The company isn’t exactly an S-chip. Its founder, CEO and chairman is Dr Lin Yucheng, who has been a Singapore citizen since 1993.
I first met Dr Lin around the time of the company’s IPO.
I learnt then that he grew up in Fujian province, received a Bachelor of Science degree and won a government scholarship to pursue a PhD in the Imperial College of Science and Technology in London.
“I thought I would return to China to be a university professor,” he told me. But one day, he found himself at an interview arranged by Singapore’s Economic Development Board.
And that’s how, in 1990, he ended up in Singapore where, after a couple of years, he set up a joint venture that later metamorphosed into United Envirotech.
The company is a leader in advance membrane technology, especially Membrane Reactor (MBR) technology, in treating wastewater from China’s chemical and petrochemical industries.
This type of wastewater is harder to treat than normal wastewater discharged by households.
A key advantage of MBR technology: the treatment plant needs just 20-30% of the spatial needs of a conventional plant.
United Envirotech is a key player in the MBR technology space. It is recognized as one of only 7 international MBR companies in the world, along with big names like GE Water & Process Technologies, and Siemens.
United Envirotech has achieved outstanding projects such as its plant for Sinopec Luoyang, which was completed in 2004, and was the largest industrial wastewater treatment plant using MBR in Asia then.
At a briefing last Friday for analysts and fund managers, Dr Lin highlighted a couple of things about United Envirotech currently, including:
* Record order book: It now stands at S$160 m with engineering projects to be completed within 18 months, which is an average of S$53.3 m per half year.
That’s significant when compared with the company’s recent revenue. In FY 09 (ended March), the 12-month revenue was S$42.9 million. The revenue inflow was at about the same pace in 1H FY10 at S$20.1 m.
These revenue figures comprise contributions from both turnkey EPC engineering services and recurring treatment businesses.
* China’s largest MBR project (picture above): United Envirotech, which has just announced this project, will build the plant in Guangzhou to treat municipal wastewater.
Highlighting the attractiveness of MBR technology, Dr Lin said the plant would be built on less than 10% of the area occupied by a conventional plant, which translates into lots of land savings for the local government.
The plant will be completed in 8-9 months, instead of the normal 18 months, as United Envirotech has committed to complete it before the start of the Asian Games in Guangzhou next November.
* The Nansha and Dafeng plants treat industrial water.
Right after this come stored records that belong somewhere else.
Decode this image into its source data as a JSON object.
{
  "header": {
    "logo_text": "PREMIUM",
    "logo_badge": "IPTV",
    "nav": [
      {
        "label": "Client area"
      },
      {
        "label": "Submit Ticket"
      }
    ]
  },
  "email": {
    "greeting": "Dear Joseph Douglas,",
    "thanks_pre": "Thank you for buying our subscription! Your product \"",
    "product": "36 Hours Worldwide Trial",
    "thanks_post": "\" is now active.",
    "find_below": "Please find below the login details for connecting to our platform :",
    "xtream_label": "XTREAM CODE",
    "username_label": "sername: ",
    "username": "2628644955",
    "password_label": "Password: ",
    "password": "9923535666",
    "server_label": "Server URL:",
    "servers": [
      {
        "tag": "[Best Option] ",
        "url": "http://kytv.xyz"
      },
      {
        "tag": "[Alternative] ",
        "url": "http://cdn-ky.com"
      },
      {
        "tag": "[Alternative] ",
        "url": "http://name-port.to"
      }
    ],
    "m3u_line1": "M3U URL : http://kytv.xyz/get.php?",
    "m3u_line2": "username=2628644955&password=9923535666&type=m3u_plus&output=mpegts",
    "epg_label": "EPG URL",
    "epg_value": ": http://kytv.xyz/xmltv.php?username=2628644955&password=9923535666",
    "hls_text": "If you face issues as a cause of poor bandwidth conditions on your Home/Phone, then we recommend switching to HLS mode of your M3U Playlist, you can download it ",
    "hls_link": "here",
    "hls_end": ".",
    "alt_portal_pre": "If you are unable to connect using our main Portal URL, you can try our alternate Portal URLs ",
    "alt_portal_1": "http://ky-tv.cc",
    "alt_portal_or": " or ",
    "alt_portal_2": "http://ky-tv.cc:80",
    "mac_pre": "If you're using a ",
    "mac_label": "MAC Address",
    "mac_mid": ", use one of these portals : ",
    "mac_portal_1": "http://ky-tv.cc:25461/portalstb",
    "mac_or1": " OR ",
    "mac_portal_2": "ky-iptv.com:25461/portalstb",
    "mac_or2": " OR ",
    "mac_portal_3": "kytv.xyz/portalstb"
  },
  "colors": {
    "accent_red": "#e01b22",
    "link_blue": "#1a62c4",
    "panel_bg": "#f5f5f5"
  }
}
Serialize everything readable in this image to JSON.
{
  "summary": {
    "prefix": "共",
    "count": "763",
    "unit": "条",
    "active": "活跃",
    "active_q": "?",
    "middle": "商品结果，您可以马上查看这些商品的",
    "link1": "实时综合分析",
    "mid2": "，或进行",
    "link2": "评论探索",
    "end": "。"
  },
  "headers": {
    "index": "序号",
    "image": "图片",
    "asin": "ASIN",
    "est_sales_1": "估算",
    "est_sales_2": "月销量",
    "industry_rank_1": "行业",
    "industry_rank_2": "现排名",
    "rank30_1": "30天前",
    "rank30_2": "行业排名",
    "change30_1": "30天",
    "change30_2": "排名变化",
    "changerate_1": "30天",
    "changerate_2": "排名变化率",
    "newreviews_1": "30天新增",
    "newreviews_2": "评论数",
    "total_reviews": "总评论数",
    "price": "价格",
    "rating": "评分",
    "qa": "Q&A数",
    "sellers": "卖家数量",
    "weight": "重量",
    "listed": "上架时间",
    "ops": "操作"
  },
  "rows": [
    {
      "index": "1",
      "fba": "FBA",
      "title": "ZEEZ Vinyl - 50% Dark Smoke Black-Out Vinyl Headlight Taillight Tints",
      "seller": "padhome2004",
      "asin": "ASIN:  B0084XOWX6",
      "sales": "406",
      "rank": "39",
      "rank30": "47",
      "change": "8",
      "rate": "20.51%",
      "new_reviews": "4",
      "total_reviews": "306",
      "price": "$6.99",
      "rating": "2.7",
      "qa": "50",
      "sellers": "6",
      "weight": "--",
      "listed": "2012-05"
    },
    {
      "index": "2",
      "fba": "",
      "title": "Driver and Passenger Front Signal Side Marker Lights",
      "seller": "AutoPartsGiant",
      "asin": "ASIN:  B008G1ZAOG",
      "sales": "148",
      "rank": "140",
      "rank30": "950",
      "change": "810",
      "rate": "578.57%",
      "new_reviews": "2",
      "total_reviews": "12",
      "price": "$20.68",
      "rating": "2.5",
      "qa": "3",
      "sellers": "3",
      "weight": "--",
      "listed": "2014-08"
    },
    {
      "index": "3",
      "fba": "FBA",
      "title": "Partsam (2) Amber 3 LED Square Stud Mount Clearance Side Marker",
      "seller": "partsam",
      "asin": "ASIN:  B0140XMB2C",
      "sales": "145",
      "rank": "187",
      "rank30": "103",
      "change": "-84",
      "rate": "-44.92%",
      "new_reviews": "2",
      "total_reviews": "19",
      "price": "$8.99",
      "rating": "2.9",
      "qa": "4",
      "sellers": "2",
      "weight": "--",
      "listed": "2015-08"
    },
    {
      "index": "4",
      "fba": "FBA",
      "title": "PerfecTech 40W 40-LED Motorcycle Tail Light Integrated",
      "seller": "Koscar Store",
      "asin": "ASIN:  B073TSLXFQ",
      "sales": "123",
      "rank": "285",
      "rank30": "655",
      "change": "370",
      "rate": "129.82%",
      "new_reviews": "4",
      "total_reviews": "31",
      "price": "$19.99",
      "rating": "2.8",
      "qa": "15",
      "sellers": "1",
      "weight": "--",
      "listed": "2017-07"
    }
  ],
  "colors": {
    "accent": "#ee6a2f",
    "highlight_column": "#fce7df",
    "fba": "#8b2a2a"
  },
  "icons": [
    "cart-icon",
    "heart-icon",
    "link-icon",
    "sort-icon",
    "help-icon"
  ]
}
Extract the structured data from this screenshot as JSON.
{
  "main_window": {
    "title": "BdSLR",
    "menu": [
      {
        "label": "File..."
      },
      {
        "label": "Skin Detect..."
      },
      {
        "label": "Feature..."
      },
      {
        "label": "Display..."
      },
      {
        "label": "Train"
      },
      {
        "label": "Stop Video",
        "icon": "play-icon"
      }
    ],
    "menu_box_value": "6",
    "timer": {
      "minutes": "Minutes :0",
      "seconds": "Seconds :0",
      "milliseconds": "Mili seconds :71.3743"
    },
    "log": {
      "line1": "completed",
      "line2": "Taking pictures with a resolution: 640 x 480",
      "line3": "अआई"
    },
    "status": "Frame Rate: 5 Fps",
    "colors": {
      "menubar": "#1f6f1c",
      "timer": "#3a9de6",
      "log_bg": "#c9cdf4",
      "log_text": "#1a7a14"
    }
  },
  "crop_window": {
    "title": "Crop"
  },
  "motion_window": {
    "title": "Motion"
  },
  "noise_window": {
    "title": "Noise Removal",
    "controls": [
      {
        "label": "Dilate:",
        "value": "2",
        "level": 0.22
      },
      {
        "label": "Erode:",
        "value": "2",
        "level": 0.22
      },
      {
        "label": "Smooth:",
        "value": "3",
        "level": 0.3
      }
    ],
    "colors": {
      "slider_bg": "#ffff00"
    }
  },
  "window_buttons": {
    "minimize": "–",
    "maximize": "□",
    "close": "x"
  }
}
They incur relatively high investment costs but United Envirotech charges higher rates for industrial water than for treating municipal water (in Liaoyang and Xintai).
Another 2 projects in Heilongjiang and Liaoyang which were secured in Sept and October will start contributing recurring income when completed in 2010 and 2011, respectively.
For an idea of the size of the recurring revenue, consider that in Q2 (ended Sept 09), it amounted to S$3.2 million (while engineering contributed S$8.1 million). If annualized, the recurring revenue comes up to S$12.8 m.
This figure will increase over time when:
a) the capacity of the treated wastewater rises;
b) United Envirotech increases its charges according to a formula agreed to with its clients, and completes the upgrading of plants.
c) United Envirotech secures or completes the construction of more projects, and operates the plants.
* TOT is Transfer-Operate-Transfer: Company buys the property and operational rights of a facility, and receives his returns through normal business operations within a concession period. At the end of such period, the company transfers the facility to its original owner for no cost.
* BOT is Build-Operate-Transfer: A company finances, designs, constructs, and operates a facility for a specified period of time, after which the ownership is transferred back to the owner. During the operating time, the company charges facility users fees.